Go See a Show
September 28, 2011 2 Comments
You know I am all for sitting inside the house and letting the world carry on while I’m happily snowed in by novels and long lost mini-series. But, after last night, I’m going to have to change some of that. And, I call on all MCF readers to help me. We have to go the theater/theatre. It’s important.
Remember how in the superb Slings and Arrows (get thee to your Netflix, or latenight IFC right now if you haven’t seen it yet), a major plot point is the fact that all of the theaters ticket subscribers are old. I assumed this was exaggerated for the sake of plot points like this misguided attempt to pull in a younger audience with billboards like this:
Since I never go to plays (they’re expensive), I wasn’t in on the joke. The joke that it’s all true. Due to a deal on tickets, I went to the Geffen Playhouse here in LA, which from its fanciness looks like a supremely endowed-theater. I saw The Elaborate Entrance of Chad Deity, a play about 1980’s childhood nostalgia, pro-wrestling, race and capitalism in America. It was full of rap music. At several points, the entire audience was filled with the unhappy elbows of people covering their ears. There were no young people. There were no middle-aged people. It was the New Burbage Theatre Festival.
I do not particularly like young people. But that’s neither here nor there. I had no idea how many people weren’t going to see plays. That sounds crass. What I mean is, the tradition of theater-going seems like it might be lost. Younger generations aren’t theater-going, theater-finding, theater-thinking. Concerts yes! Plays, no.
Theater is where we get our broad strokes on, where themes have to be present, where politics get to be stated proudly. Where we have monologues that are actual monologues! We have to go to the theater because if we don’t, by my hasty estimation, there will be no more ticket subscribers in 30 years, max. And we want plays like The Elaborate Entrance… to get made because they are all thinky and sweaty and compelling. I have to say, from the grumbling I heard in the audience (“what’s this play about?” “I hate the music.” “Why can’t they keep their clothes on”) I assumed the audience hated the play. I was wrong. They gave it a standing ovation.

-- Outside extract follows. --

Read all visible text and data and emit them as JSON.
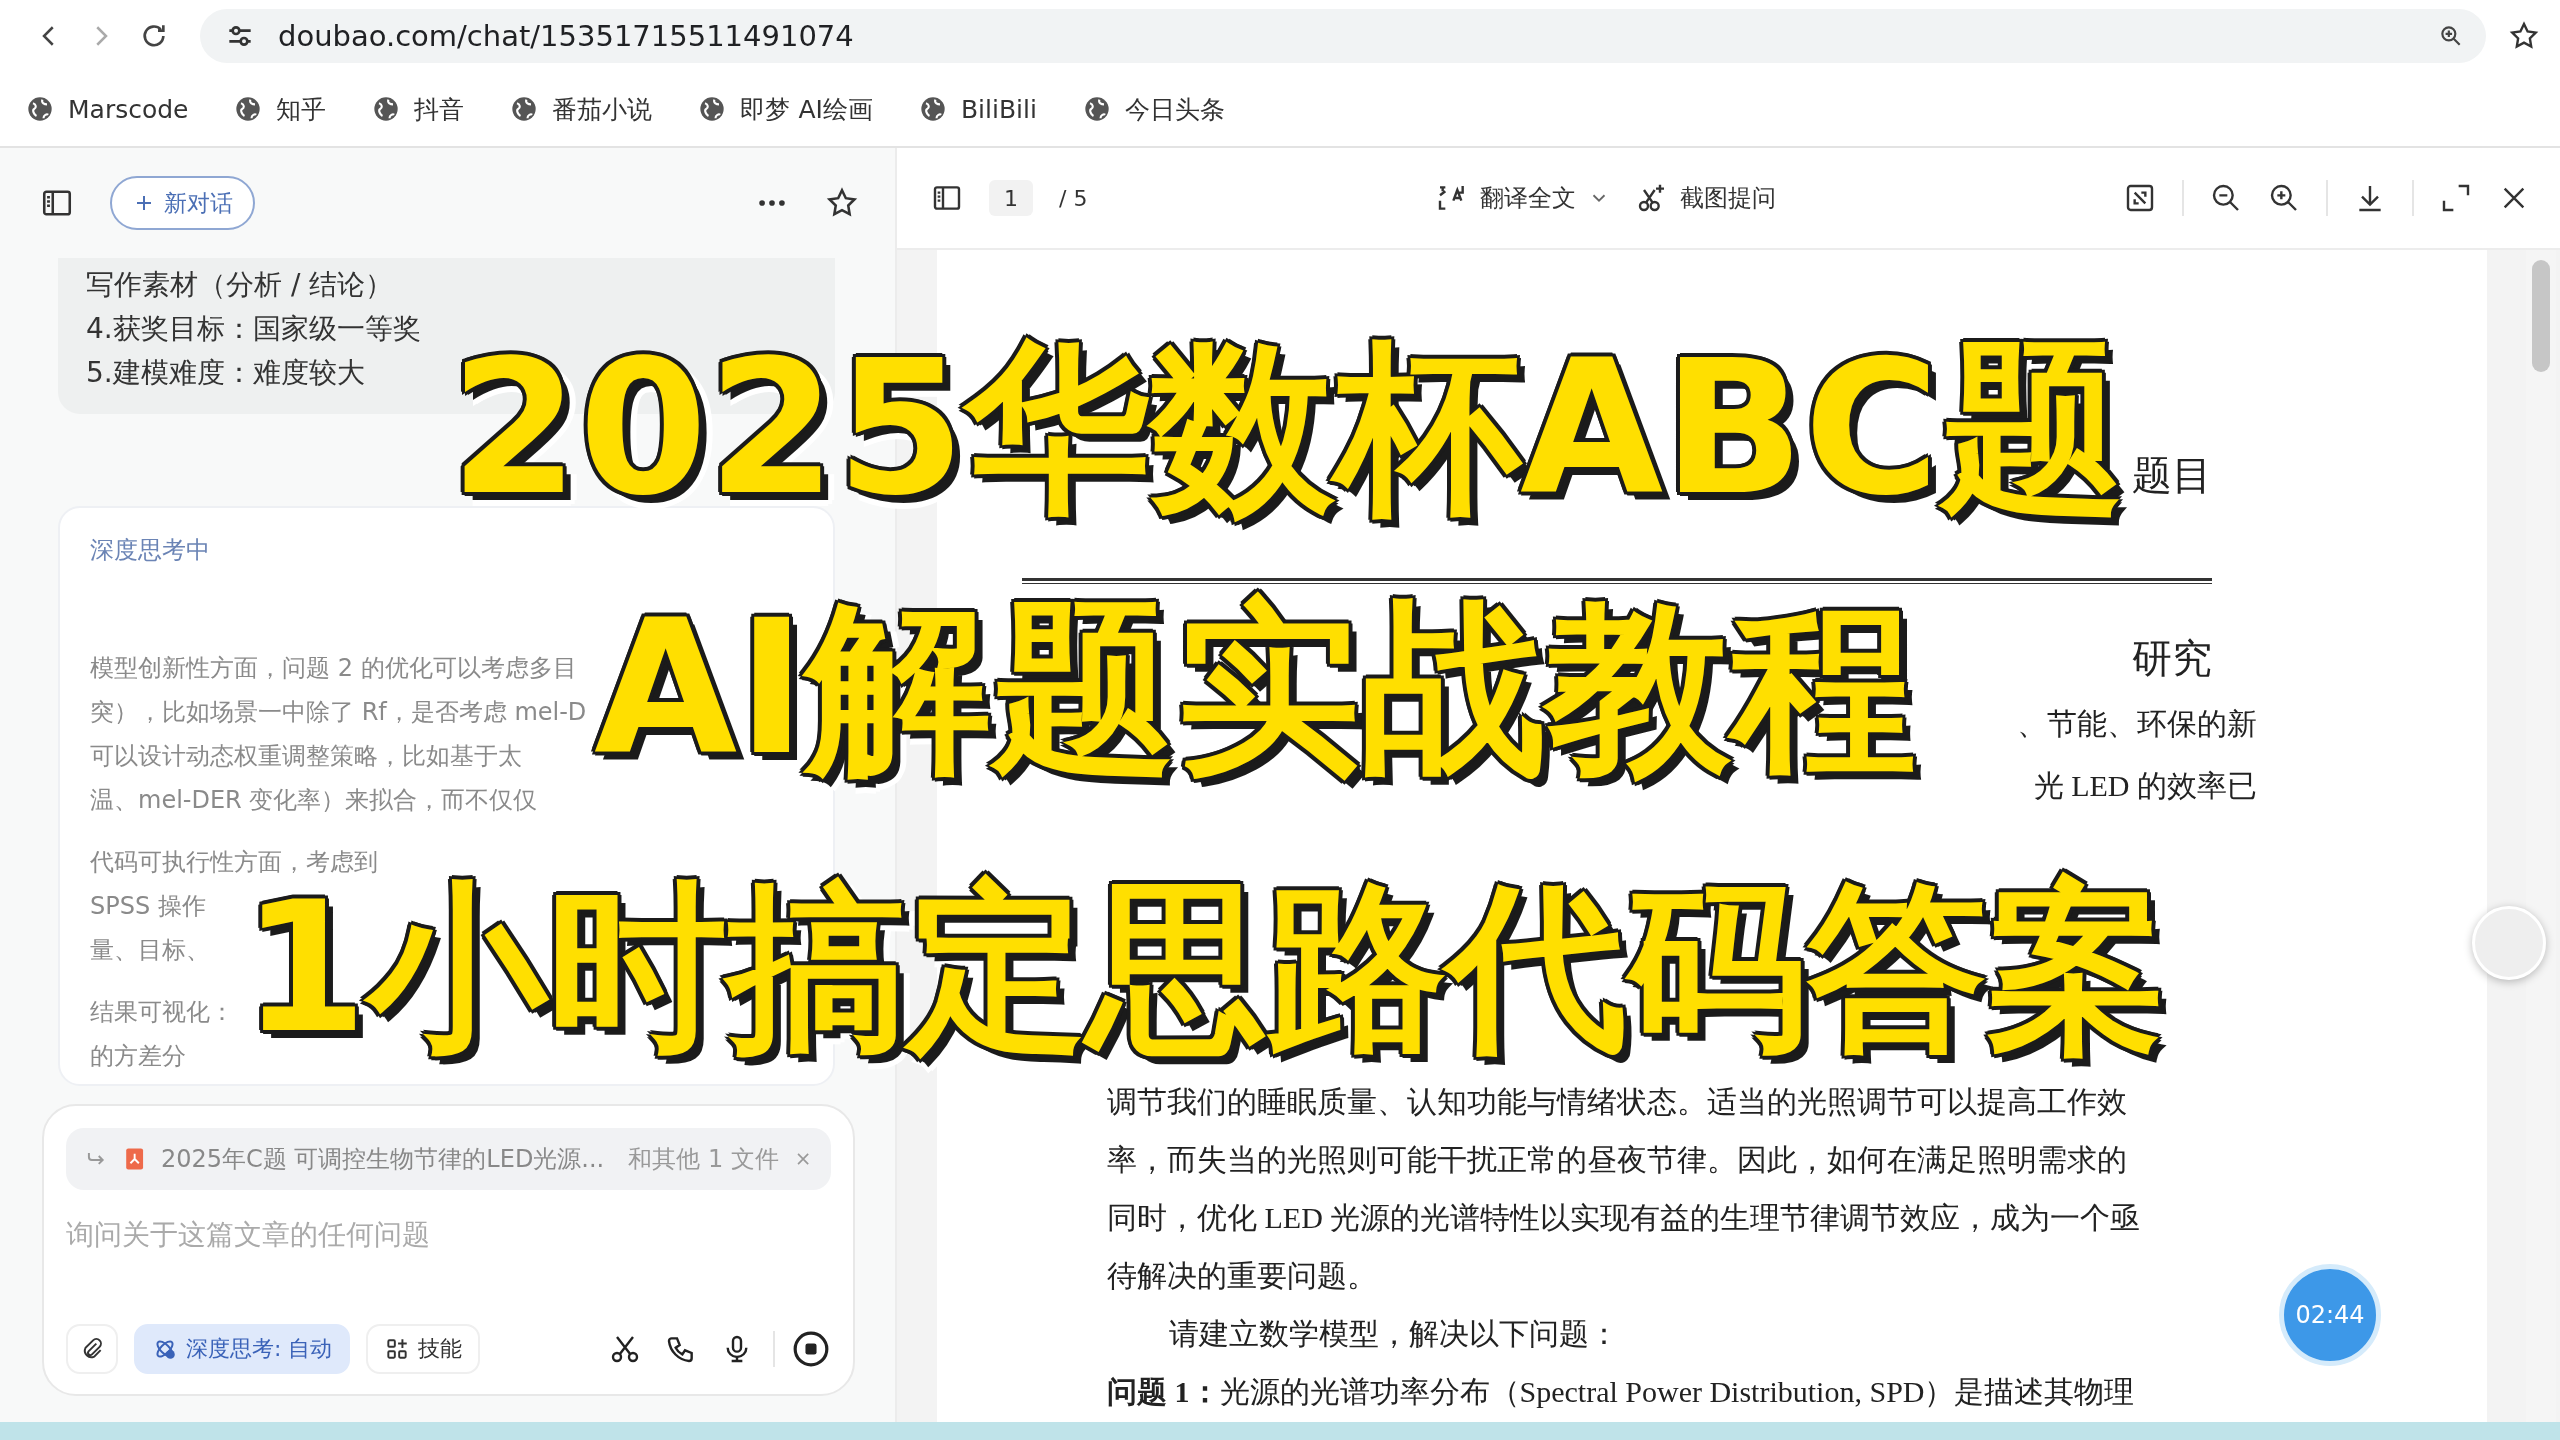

Am I wrong? What was the last play you went to? What was the audience demographic? There is a strong chance my observation based on one night out is totally overblown. But I trust Slings and Arrows.
Let’s all go to one play in the next 6 months. That gives us till March.